UPDATE ON THE ROAD TO THE CURE - NOVEMBER 2021Category: Road to the Cure
ICBII UPDATE ON THE ROAD TO THE CURE
Ram S. Bhatt, PhD., Chief Science Officer
“… why hundreds of billions of dollars in global research have not produced a curative therapy.”
In PRO’s August Newsletter we briefly touch upon the reason why hundreds of billions of dollars in global research have not produced a curative therapy for Alzheimer’s, Parkinson’s, and other central nervous system (CNS) diseases. In the same newsletter we also committed to disclose the most probable scientific reasons for such a colossal failure (in a subsequent newsletter) and what ICB International, Inc., (“ICBII”), is doing to correct the mistakes of developing curative therapies in the science conducted by academics and pharma during the last century.
First, let us understand that none of us are immune to CNS disorders. These diseases affect equally and with the same severity of debilitation regardless of the color, race, religion, poor, rich, fame or no fame, social, and political status. President Reagan is one of the examples, and of recent, General Colin Powell, another. Today, we have more than 55 million Alzheimer’s patients and at least 11 million Parkinson’s patients worldwide. We believe that the real numbers may be 8-10 times higher because the numbers reported do not consider the patients from the rural area of Asian countries. The 2020 US cost of taking care of its Alzheimer’s patients (about 5.6 million) was more than $300 billion while the cost of Parkinson’s patients (~ 1.1M) was more than $34 billion. By the year 2030, these costs are expected to rise to at least one trillion US dollars, which could have a crippling effect on the US economy. The world must address the scientific challenges right now before the patient population doubles and triples in the coming years.

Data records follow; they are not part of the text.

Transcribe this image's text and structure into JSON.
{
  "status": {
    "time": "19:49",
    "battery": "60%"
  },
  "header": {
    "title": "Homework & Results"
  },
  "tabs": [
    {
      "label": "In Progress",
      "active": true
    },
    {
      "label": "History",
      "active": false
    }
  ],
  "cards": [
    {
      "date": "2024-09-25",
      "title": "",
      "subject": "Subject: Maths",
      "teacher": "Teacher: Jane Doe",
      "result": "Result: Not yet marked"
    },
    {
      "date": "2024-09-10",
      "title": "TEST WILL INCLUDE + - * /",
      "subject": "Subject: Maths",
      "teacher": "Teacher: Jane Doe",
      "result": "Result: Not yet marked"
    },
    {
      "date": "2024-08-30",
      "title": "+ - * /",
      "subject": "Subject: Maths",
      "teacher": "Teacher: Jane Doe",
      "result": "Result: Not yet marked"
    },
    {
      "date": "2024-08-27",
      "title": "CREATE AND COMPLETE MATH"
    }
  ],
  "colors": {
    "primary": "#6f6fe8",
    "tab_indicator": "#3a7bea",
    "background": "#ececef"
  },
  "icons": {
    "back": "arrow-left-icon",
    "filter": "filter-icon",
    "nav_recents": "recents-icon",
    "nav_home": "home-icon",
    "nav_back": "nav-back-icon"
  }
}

Scientific Challenges, Weaknesses, and the ICBII Solution
1. The Blood-Brain Barrier (BBB) Inhibits the Entry of Drugs into the Central Nervous System
While drugs such as L-Dopa cross the blood-brain barrier (BBB) they provide only short-term symptomatic relief without slowing down and curing the disease. The drugs such as antibodies, that can potentially cure the CNS diseases, have a brain uptake so low (0.1%) that it is impossible to achieve therapeutically effective doses in the brain. Unfortunately, the scientific community ignored the fact for too long and thought they can cure brain diseases without having the drug reach the target site in the brain. Their approach has been injecting massive doses of the drug hoping to obtain higher CNS concentrations but that dream never came to fruition.
The Solution: ICBII has developed BBB permeable antibodies that have been tested and verified by third parties. This technology is protected by seven US and European patents.
2. Too Much Focus on Clearing Aggregated Proteins from the Brain of Patients
Most of the pharmaceutical companies have focused their efforts only on lessening the burden of aggregated proteins such as alpha-synuclein from the brain of Parkinson’s patients and amyloid-beta from the brain of Alzheimer’s patients despite the failure of numerous prior clinical trials that failed to improve motor function and improve cognition with drugs that targeted protein aggregation. The disease process starts 10-20 years earlier before a patient starts feeling disease symptoms, sees the doctor, and protein aggregation is detected in the brain, meaning by this time neurons have already been comprised by dysfunctional mitochondrial and axonal myelination processes. Therefore, we believe that any therapeutic approach must incorporate strategies to correct mechanisms such as axon demyelination and mitochondrial dysfunction that caused neuronal synaptic failure very early on when the disease process just begins to take place. Case in point, Biogen’s Aduhelm, an amyloid-beta mouse monoclonal antibody, like many other similar antibodies, had failed to improve cognition, which was a reason why most of the FDA advisors resigned over the controversial decision of the FDA’s approval of the drug. The bottom line is that any successful therapy for brain disorders must reach the target site in therapeutically useful concentrations and rejuvenate fundamental mechanisms and pathways that lead to motor and synaptic failure.
The Solution: ICBII has initiated projects to correct dysfunctional processes and mechanisms that damaged neurons long before the protein aggregation manifested in the brain of patients.
WOULD YOU LIKE TO HELP get ICBII’s drugs to market faster? The joy of being a part of this historical event can be had by helping ICBI find the funds to bring these trials to fruition through your investing, and by finding others with the financial ability and humanitarian mindset to accomplish the, until now, impossible. Please contact ICBI directly through their website ICBII.com or by phone 858-455-9880, or contact Jo Rosen at PRO for a personal introduction to the scientists.
IMAGINE the world without Parkinson’s, MSA, or Alzheimer’s disease.